Exercise instructions =>
Make an exact copy of each entry, leaving out every picture.

[Given data — start]

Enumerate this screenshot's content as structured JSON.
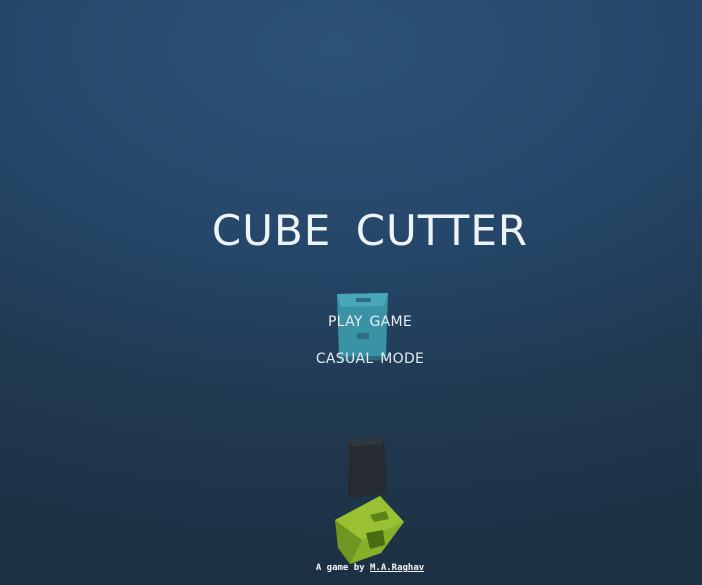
{
  "game": {
    "title": "CUBE CUTTER"
  },
  "menu": {
    "play_label": "PLAY GAME",
    "casual_label": "CASUAL MODE"
  },
  "credit": {
    "prefix": "A game by ",
    "author": "M.A.Raghav"
  },
  "colors": {
    "background_top": "#2c5276",
    "background_bottom": "#1d3144",
    "title_text": "#eef3f7",
    "teal_cube": "#3a94a6",
    "dark_cube": "#272c33",
    "green_cube": "#8cb52a"
  },
  "scene_objects": [
    "teal-cube",
    "dark-cube",
    "green-cube"
  ]
}
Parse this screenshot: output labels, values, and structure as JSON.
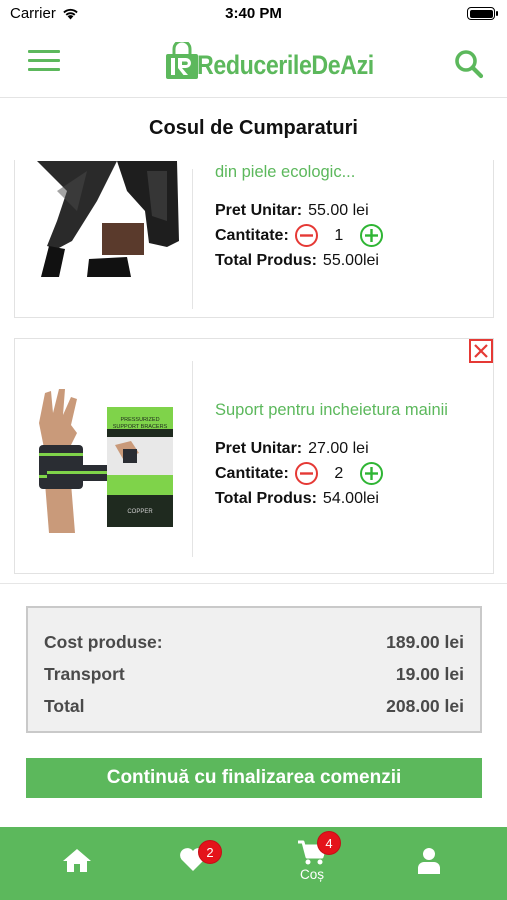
{
  "status_bar": {
    "carrier": "Carrier",
    "time": "3:40 PM"
  },
  "header": {
    "logo_text": "ReducerileDeAzi"
  },
  "page_title": "Cosul de Cumparaturi",
  "cart_items": [
    {
      "name": "din piele ecologic...",
      "unit_price_label": "Pret Unitar:",
      "unit_price": "55.00 lei",
      "quantity_label": "Cantitate:",
      "quantity": "1",
      "total_label": "Total Produs:",
      "total": "55.00lei"
    },
    {
      "name": "Suport pentru incheietura mainii",
      "unit_price_label": "Pret Unitar:",
      "unit_price": "27.00 lei",
      "quantity_label": "Cantitate:",
      "quantity": "2",
      "total_label": "Total Produs:",
      "total": "54.00lei",
      "box_text_1": "PRESSURIZED",
      "box_text_2": "SUPPORT BRACERS",
      "box_brand": "COPPER"
    }
  ],
  "summary": {
    "products_label": "Cost produse:",
    "products_value": "189.00 lei",
    "transport_label": "Transport",
    "transport_value": "19.00 lei",
    "total_label": "Total",
    "total_value": "208.00 lei"
  },
  "checkout_label": "Continuă cu finalizarea comenzii",
  "tabbar": {
    "favorites_badge": "2",
    "cart_badge": "4",
    "cart_label": "Coș"
  },
  "colors": {
    "brand_green": "#5cb85c",
    "remove_red": "#e53935",
    "plus_green": "#2fb534",
    "badge_red": "#e4131b"
  }
}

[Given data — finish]

Answer to this task =>
Enumerate this screenshot's content as structured JSON.
{
  "game": {
    "title": "CUBE CUTTER"
  },
  "menu": {
    "play_label": "PLAY GAME",
    "casual_label": "CASUAL MODE"
  },
  "credit": {
    "prefix": "A game by ",
    "author": "M.A.Raghav"
  },
  "colors": {
    "background_top": "#2c5276",
    "background_bottom": "#1d3144",
    "title_text": "#eef3f7",
    "teal_cube": "#3a94a6",
    "dark_cube": "#272c33",
    "green_cube": "#8cb52a"
  },
  "scene_objects": [
    "teal-cube",
    "dark-cube",
    "green-cube"
  ]
}
Parse this screenshot: output labels, values, and structure as JSON.
{
  "status_bar": {
    "carrier": "Carrier",
    "time": "3:40 PM"
  },
  "header": {
    "logo_text": "ReducerileDeAzi"
  },
  "page_title": "Cosul de Cumparaturi",
  "cart_items": [
    {
      "name": "din piele ecologic...",
      "unit_price_label": "Pret Unitar:",
      "unit_price": "55.00 lei",
      "quantity_label": "Cantitate:",
      "quantity": "1",
      "total_label": "Total Produs:",
      "total": "55.00lei"
    },
    {
      "name": "Suport pentru incheietura mainii",
      "unit_price_label": "Pret Unitar:",
      "unit_price": "27.00 lei",
      "quantity_label": "Cantitate:",
      "quantity": "2",
      "total_label": "Total Produs:",
      "total": "54.00lei",
      "box_text_1": "PRESSURIZED",
      "box_text_2": "SUPPORT BRACERS",
      "box_brand": "COPPER"
    }
  ],
  "summary": {
    "products_label": "Cost produse:",
    "products_value": "189.00 lei",
    "transport_label": "Transport",
    "transport_value": "19.00 lei",
    "total_label": "Total",
    "total_value": "208.00 lei"
  },
  "checkout_label": "Continuă cu finalizarea comenzii",
  "tabbar": {
    "favorites_badge": "2",
    "cart_badge": "4",
    "cart_label": "Coș"
  },
  "colors": {
    "brand_green": "#5cb85c",
    "remove_red": "#e53935",
    "plus_green": "#2fb534",
    "badge_red": "#e4131b"
  }
}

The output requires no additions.